### Problem details
Would you return each record that follows word for word, without its pictures?

### Element data from apps and pages
▶
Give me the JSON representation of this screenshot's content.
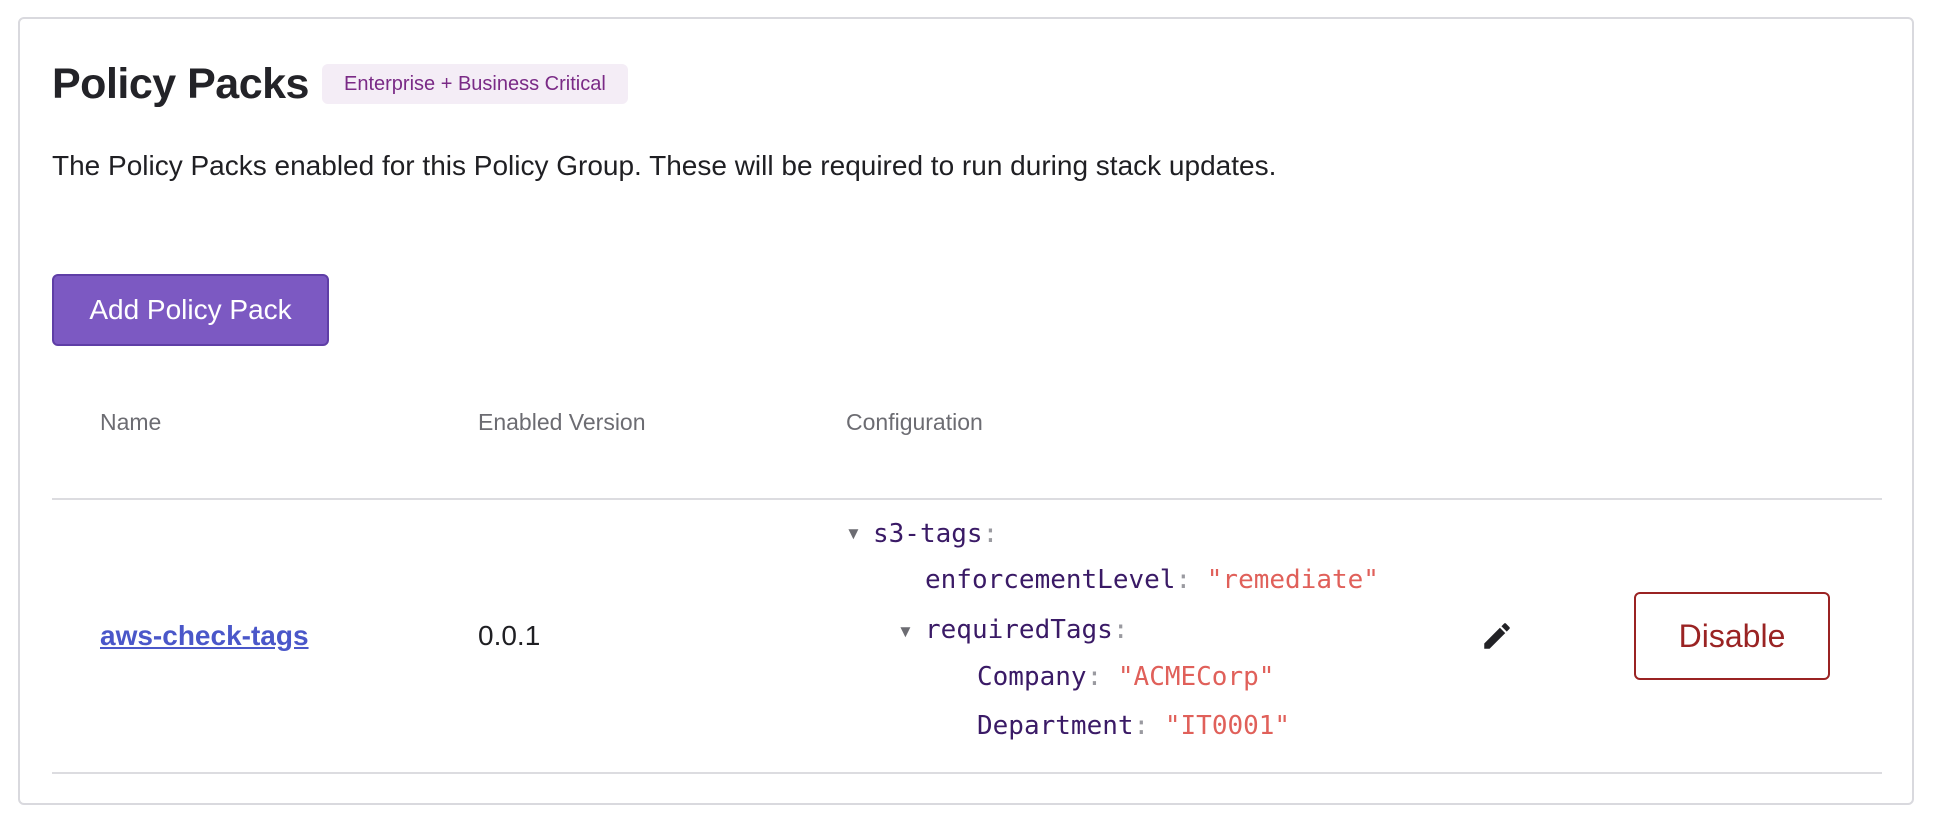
{
  "header": {
    "title": "Policy Packs",
    "tier_badge": "Enterprise + Business Critical",
    "description": "The Policy Packs enabled for this Policy Group. These will be required to run during stack updates."
  },
  "actions": {
    "add_label": "Add Policy Pack"
  },
  "table": {
    "columns": [
      "Name",
      "Enabled Version",
      "Configuration"
    ],
    "rows": [
      {
        "name": "aws-check-tags",
        "version": "0.0.1",
        "config": {
          "root_key": "s3-tags",
          "enforcement_key": "enforcementLevel",
          "enforcement_value": "\"remediate\"",
          "tags_key": "requiredTags",
          "tags": [
            {
              "key": "Company",
              "value": "\"ACMECorp\""
            },
            {
              "key": "Department",
              "value": "\"IT0001\""
            }
          ]
        },
        "disable_label": "Disable"
      }
    ]
  },
  "colors": {
    "primary": "#7c59c2",
    "link": "#4a57c9",
    "danger": "#9a2323",
    "badge_bg": "#f4edf6",
    "badge_text": "#7a2a86",
    "json_key": "#3a1a66",
    "json_string": "#e0605a"
  },
  "icons": {
    "collapse": "triangle-down-icon",
    "edit": "pencil-icon"
  }
}
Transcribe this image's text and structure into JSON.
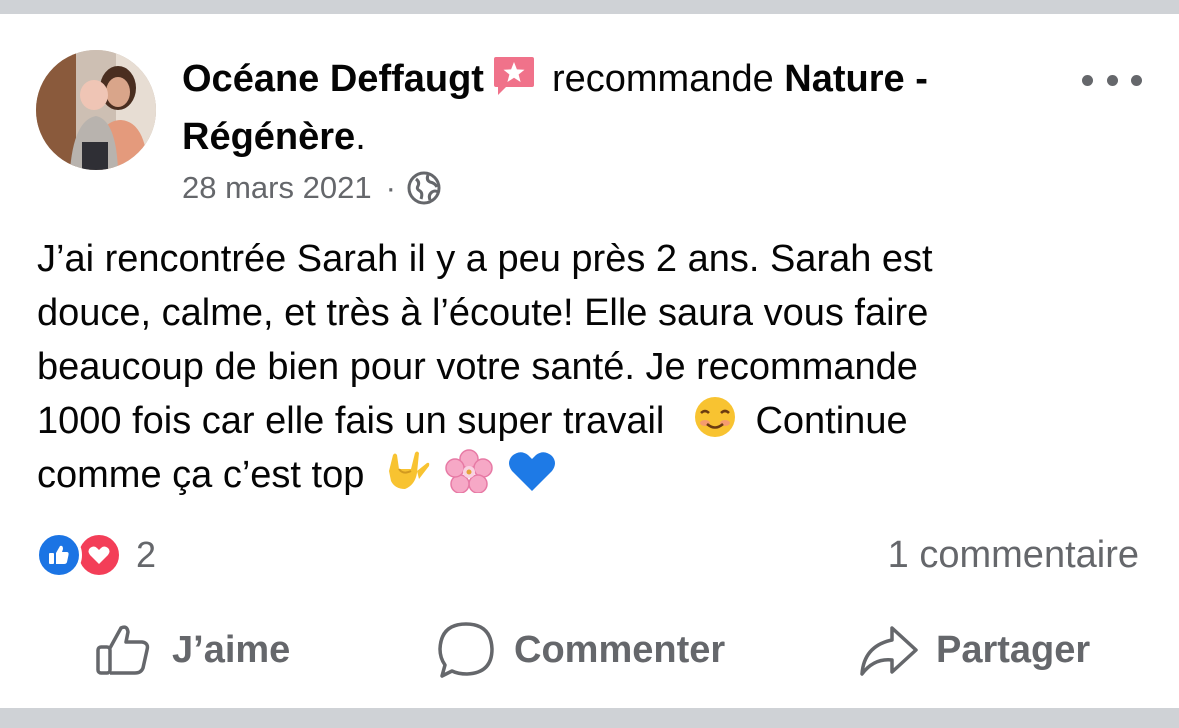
{
  "header": {
    "author": "Océane Deffaugt",
    "verb": "recommande",
    "page_name": "Nature - Régénère",
    "period": "."
  },
  "meta": {
    "date": "28 mars 2021",
    "separator": "·",
    "audience_icon": "globe-icon"
  },
  "post": {
    "line1": "J’ai rencontrée Sarah il y a peu près 2 ans. Sarah est",
    "line2": "douce, calme, et très à l’écoute! Elle saura vous faire",
    "line3": "beaucoup de bien pour votre santé. Je recommande",
    "line4a": "1000 fois car elle fais un super travail",
    "line4b": "Continue",
    "line5": "comme ça c’est top",
    "emojis": [
      "smiling-face-emoji",
      "love-you-hand-emoji",
      "cherry-blossom-emoji",
      "blue-heart-emoji"
    ]
  },
  "stats": {
    "reaction_count": "2",
    "comments": "1 commentaire",
    "reaction_icons": [
      "like-icon",
      "love-icon"
    ]
  },
  "actions": {
    "like": "J’aime",
    "comment": "Commenter",
    "share": "Partager"
  },
  "colors": {
    "like_blue": "#1b74e4",
    "love_red": "#f33e58",
    "secondary_text": "#65676b",
    "recommend_badge": "#f0728a"
  }
}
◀
### Answer
Give me the JSON representation of this screenshot's content.
{
  "header": {
    "title": "Policy Packs",
    "tier_badge": "Enterprise + Business Critical",
    "description": "The Policy Packs enabled for this Policy Group. These will be required to run during stack updates."
  },
  "actions": {
    "add_label": "Add Policy Pack"
  },
  "table": {
    "columns": [
      "Name",
      "Enabled Version",
      "Configuration"
    ],
    "rows": [
      {
        "name": "aws-check-tags",
        "version": "0.0.1",
        "config": {
          "root_key": "s3-tags",
          "enforcement_key": "enforcementLevel",
          "enforcement_value": "\"remediate\"",
          "tags_key": "requiredTags",
          "tags": [
            {
              "key": "Company",
              "value": "\"ACMECorp\""
            },
            {
              "key": "Department",
              "value": "\"IT0001\""
            }
          ]
        },
        "disable_label": "Disable"
      }
    ]
  },
  "colors": {
    "primary": "#7c59c2",
    "link": "#4a57c9",
    "danger": "#9a2323",
    "badge_bg": "#f4edf6",
    "badge_text": "#7a2a86",
    "json_key": "#3a1a66",
    "json_string": "#e0605a"
  },
  "icons": {
    "collapse": "triangle-down-icon",
    "edit": "pencil-icon"
  }
}
Transcribe this image's text and structure into JSON.
{
  "header": {
    "author": "Océane Deffaugt",
    "verb": "recommande",
    "page_name": "Nature - Régénère",
    "period": "."
  },
  "meta": {
    "date": "28 mars 2021",
    "separator": "·",
    "audience_icon": "globe-icon"
  },
  "post": {
    "line1": "J’ai rencontrée Sarah il y a peu près 2 ans. Sarah est",
    "line2": "douce, calme, et très à l’écoute! Elle saura vous faire",
    "line3": "beaucoup de bien pour votre santé. Je recommande",
    "line4a": "1000 fois car elle fais un super travail",
    "line4b": "Continue",
    "line5": "comme ça c’est top",
    "emojis": [
      "smiling-face-emoji",
      "love-you-hand-emoji",
      "cherry-blossom-emoji",
      "blue-heart-emoji"
    ]
  },
  "stats": {
    "reaction_count": "2",
    "comments": "1 commentaire",
    "reaction_icons": [
      "like-icon",
      "love-icon"
    ]
  },
  "actions": {
    "like": "J’aime",
    "comment": "Commenter",
    "share": "Partager"
  },
  "colors": {
    "like_blue": "#1b74e4",
    "love_red": "#f33e58",
    "secondary_text": "#65676b",
    "recommend_badge": "#f0728a"
  }
}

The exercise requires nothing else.